### Work order
Give the count of lines in the data that include the string "Document", with no added remarks.

+--

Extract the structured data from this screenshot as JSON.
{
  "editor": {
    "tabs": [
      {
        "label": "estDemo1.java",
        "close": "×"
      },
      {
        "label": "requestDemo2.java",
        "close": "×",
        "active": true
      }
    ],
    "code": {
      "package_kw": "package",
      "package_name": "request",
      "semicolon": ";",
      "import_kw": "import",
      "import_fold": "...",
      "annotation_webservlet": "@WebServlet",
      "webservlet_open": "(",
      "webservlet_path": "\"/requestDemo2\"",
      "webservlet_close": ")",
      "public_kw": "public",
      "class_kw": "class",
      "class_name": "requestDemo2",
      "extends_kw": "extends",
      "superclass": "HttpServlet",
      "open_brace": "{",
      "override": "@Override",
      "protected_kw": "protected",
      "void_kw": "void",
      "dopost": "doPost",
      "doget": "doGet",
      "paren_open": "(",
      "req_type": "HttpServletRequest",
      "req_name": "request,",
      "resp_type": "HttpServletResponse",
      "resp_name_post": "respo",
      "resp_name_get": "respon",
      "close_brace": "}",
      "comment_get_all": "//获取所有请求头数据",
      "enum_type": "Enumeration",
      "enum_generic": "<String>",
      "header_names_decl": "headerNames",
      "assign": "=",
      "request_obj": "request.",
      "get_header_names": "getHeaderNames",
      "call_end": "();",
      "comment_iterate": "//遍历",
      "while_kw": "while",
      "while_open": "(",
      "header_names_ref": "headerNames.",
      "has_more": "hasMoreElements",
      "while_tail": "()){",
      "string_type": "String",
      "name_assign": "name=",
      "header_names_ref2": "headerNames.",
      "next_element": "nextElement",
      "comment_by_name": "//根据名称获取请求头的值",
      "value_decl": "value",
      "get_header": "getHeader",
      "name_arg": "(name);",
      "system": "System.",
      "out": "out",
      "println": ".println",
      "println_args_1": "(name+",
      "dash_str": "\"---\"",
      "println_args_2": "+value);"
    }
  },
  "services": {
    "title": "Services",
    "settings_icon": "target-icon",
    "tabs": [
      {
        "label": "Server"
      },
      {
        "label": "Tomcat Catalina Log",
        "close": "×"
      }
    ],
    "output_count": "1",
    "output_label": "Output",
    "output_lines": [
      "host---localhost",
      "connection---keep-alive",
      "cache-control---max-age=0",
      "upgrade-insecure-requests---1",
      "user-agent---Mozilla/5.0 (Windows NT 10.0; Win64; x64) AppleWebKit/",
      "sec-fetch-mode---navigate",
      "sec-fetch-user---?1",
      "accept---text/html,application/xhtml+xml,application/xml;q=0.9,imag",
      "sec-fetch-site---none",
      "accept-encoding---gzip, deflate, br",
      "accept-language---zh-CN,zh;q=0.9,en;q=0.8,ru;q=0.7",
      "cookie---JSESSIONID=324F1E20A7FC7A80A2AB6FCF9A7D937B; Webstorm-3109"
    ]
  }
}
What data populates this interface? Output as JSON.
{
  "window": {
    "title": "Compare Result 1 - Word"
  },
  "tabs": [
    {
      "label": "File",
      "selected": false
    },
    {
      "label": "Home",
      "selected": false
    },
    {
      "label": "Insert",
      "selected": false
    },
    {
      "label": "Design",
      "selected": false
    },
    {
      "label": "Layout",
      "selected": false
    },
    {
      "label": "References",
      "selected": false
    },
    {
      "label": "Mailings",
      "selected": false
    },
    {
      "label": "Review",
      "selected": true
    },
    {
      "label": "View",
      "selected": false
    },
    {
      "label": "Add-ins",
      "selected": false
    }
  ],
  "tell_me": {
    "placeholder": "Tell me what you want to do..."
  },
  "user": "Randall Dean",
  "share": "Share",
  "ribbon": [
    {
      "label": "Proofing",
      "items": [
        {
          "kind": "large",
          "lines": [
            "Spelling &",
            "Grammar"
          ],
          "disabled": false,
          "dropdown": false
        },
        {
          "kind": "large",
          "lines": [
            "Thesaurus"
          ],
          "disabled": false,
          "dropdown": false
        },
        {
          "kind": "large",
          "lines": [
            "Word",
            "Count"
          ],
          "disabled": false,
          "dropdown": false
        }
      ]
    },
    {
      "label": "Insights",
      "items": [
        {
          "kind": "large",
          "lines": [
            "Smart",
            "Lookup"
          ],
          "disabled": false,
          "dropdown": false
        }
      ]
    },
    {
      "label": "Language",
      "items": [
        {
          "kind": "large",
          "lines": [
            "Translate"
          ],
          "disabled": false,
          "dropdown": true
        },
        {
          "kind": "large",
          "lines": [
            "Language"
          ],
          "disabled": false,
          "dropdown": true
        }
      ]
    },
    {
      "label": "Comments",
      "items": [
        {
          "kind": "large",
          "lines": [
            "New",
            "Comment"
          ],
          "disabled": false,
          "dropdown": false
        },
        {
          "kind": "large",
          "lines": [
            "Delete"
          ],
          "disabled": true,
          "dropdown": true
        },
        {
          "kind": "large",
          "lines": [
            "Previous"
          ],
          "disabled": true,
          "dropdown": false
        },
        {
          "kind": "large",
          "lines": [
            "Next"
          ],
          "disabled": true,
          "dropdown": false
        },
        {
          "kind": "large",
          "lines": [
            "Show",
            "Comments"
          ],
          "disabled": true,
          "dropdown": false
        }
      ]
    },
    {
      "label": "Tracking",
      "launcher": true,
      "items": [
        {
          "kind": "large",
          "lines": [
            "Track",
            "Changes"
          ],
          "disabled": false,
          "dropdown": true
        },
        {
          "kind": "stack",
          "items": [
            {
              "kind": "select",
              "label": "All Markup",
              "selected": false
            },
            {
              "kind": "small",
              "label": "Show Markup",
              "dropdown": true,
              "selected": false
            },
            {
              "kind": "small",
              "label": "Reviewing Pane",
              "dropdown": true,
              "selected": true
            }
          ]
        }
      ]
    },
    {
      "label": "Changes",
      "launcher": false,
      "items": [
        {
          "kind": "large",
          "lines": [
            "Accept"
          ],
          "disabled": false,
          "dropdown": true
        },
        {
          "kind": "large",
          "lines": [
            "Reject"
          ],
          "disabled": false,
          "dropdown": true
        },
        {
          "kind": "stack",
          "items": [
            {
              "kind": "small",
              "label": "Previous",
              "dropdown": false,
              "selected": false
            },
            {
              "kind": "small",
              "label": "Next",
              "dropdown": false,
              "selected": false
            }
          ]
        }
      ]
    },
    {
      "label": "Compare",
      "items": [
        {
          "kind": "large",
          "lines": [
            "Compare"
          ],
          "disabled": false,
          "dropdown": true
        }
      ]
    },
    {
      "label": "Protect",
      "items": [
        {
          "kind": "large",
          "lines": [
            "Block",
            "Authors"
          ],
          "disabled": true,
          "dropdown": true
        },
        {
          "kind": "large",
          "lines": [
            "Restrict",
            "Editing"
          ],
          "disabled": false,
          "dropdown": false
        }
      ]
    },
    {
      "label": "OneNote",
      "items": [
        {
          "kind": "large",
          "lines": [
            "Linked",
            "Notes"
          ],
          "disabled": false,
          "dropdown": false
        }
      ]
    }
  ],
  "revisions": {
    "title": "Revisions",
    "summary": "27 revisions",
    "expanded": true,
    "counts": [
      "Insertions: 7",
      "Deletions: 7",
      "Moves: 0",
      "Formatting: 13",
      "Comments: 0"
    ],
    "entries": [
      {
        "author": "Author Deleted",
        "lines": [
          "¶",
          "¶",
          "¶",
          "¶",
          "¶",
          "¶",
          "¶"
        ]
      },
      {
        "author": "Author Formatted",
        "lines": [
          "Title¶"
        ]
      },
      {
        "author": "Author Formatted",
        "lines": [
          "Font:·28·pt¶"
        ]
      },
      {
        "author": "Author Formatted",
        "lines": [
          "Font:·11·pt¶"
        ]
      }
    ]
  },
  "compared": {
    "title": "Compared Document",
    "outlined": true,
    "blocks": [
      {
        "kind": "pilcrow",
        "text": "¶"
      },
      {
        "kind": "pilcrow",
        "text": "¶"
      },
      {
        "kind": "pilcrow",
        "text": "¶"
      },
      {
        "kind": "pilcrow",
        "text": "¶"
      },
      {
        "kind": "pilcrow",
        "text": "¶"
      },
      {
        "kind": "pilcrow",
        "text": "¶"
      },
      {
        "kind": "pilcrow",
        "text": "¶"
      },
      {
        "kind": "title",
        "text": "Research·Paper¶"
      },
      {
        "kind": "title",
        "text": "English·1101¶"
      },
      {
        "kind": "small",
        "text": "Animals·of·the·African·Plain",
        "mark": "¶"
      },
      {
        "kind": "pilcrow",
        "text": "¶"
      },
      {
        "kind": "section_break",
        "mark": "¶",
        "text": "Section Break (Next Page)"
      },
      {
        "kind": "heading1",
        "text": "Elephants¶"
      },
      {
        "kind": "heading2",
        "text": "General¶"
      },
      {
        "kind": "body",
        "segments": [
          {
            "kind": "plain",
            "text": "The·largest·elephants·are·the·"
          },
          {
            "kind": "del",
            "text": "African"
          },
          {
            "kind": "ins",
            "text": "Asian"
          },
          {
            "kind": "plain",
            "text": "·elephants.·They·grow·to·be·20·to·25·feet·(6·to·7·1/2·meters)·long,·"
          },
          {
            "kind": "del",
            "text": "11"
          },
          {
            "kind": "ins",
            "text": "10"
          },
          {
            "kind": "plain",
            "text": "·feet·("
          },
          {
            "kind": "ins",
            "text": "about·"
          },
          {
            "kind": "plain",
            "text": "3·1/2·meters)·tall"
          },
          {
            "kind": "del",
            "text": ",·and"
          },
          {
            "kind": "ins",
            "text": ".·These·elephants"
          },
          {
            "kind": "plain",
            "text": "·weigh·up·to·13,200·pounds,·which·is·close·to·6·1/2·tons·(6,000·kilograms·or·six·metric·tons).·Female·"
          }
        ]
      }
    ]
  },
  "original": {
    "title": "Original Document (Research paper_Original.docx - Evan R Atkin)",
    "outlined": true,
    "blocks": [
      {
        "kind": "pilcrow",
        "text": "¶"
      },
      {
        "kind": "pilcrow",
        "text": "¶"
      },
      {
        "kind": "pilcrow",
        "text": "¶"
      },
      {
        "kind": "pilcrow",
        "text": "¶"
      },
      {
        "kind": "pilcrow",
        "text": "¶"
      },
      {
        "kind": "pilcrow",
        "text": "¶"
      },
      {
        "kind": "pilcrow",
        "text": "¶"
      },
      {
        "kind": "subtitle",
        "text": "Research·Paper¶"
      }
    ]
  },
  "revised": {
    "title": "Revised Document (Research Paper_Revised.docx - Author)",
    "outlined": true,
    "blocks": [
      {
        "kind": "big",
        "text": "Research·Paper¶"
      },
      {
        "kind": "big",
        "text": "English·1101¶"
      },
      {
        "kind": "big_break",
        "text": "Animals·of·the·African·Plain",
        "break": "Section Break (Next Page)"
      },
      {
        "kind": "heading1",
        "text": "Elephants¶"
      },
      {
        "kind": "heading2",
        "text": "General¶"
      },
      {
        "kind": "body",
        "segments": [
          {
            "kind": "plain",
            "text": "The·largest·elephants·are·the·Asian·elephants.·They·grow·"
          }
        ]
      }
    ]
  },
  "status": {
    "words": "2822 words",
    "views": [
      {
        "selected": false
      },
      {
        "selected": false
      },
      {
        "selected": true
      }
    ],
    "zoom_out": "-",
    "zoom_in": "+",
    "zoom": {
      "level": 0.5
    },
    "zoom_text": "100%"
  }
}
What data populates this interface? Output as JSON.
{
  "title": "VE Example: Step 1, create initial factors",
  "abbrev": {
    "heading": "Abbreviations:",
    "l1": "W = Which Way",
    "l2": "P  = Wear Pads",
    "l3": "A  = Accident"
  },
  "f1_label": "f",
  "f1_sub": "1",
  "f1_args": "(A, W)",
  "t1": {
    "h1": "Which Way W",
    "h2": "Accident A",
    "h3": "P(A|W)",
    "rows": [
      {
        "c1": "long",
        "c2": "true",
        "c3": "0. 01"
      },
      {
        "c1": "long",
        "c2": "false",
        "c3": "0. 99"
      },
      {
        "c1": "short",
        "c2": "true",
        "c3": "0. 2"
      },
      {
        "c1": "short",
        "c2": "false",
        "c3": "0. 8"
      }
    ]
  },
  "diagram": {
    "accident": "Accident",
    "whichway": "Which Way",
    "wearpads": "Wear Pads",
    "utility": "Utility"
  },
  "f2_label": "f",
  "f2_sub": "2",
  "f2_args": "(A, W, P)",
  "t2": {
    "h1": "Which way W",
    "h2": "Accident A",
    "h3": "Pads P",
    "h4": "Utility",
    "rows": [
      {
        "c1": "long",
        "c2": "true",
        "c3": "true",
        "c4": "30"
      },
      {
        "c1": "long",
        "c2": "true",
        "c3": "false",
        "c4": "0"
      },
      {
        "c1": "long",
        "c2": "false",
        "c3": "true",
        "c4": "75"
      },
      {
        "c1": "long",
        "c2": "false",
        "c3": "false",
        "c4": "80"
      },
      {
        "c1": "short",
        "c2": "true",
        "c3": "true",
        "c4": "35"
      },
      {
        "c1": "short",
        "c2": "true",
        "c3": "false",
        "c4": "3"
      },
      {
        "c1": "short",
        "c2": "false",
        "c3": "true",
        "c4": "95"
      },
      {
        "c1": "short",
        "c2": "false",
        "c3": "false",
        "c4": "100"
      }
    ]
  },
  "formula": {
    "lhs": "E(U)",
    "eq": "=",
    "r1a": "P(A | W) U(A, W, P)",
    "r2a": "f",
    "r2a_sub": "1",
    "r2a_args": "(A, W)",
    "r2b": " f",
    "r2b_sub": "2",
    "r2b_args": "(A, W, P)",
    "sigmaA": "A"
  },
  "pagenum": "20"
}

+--

### Written response
3